A desktop review of NPCDCS and ASHA policy documents was conducted. This was followed by group discussions with ASHAs, in-depth interviews with their supervisors and medical officers and group discussions with community members in Guntur, Andhra Pradesh, India. The multi-stakeholder data were analysed for themes related to needs, capacity, and challenges of ASHAs in providing NCD services.
This study identified three key themes—first, ASHAs are unrecognised as part of the formal NPCDCS service delivery team. Second, they are overburdened, since they deliver several NPCDCS activities without receiving training or remuneration. Third, they aspire to be formally recognised as employees of the health system. However, ASHAs are enthusiastic about the services they provide and remain an essential link between the health system and the community.
ASHAs play a key role in providing comprehensive and culturally appropriate care to communities; however, they are unrecognised and overburdened and aspire to be part of the health system.
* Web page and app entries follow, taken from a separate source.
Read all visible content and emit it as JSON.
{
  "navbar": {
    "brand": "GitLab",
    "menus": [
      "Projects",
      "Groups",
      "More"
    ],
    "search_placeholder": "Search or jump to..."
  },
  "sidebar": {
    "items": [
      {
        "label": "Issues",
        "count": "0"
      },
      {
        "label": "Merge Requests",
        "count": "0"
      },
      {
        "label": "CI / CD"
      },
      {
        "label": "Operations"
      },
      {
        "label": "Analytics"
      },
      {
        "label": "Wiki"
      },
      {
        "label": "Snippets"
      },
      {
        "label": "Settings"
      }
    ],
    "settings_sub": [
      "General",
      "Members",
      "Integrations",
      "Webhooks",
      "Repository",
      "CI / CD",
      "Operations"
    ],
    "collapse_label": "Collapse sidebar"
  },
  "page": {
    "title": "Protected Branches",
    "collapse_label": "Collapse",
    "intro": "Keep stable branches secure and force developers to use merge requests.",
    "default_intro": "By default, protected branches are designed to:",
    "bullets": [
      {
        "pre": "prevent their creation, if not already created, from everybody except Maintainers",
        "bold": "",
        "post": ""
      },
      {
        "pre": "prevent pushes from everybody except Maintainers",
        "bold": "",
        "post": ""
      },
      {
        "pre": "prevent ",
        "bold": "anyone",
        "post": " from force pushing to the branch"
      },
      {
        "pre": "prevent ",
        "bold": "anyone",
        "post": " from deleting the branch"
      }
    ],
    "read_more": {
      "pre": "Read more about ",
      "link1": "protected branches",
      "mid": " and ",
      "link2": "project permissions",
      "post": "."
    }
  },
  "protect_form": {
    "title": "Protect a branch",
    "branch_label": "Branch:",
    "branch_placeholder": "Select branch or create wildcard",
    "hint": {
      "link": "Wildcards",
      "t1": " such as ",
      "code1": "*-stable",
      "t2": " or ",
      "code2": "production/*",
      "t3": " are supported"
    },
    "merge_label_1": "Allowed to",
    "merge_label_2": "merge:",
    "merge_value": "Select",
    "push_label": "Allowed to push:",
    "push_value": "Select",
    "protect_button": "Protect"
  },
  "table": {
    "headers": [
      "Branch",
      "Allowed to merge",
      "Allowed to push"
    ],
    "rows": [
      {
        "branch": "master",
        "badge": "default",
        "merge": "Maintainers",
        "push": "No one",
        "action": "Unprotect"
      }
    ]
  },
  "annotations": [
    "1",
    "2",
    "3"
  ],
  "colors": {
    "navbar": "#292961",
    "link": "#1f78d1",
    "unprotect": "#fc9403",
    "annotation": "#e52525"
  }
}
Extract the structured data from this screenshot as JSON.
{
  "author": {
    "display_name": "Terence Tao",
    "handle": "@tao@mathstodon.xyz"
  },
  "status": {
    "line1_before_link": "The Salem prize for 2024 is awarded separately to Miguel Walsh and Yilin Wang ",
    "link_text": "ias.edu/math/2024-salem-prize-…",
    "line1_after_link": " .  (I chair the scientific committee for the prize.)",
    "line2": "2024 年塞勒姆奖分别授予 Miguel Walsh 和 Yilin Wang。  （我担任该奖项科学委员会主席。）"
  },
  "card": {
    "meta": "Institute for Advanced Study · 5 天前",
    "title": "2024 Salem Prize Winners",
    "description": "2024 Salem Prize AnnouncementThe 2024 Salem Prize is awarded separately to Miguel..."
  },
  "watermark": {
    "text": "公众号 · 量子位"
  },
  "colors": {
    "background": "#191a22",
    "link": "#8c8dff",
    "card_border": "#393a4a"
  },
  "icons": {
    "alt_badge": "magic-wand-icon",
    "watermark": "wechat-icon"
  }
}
ASHAs have the potential to deliver a broad range of services, if supported by the health system appropriately.
The study was registered with “Clinical Trials Registry – India” (identifier CTRI/2018/03/012425).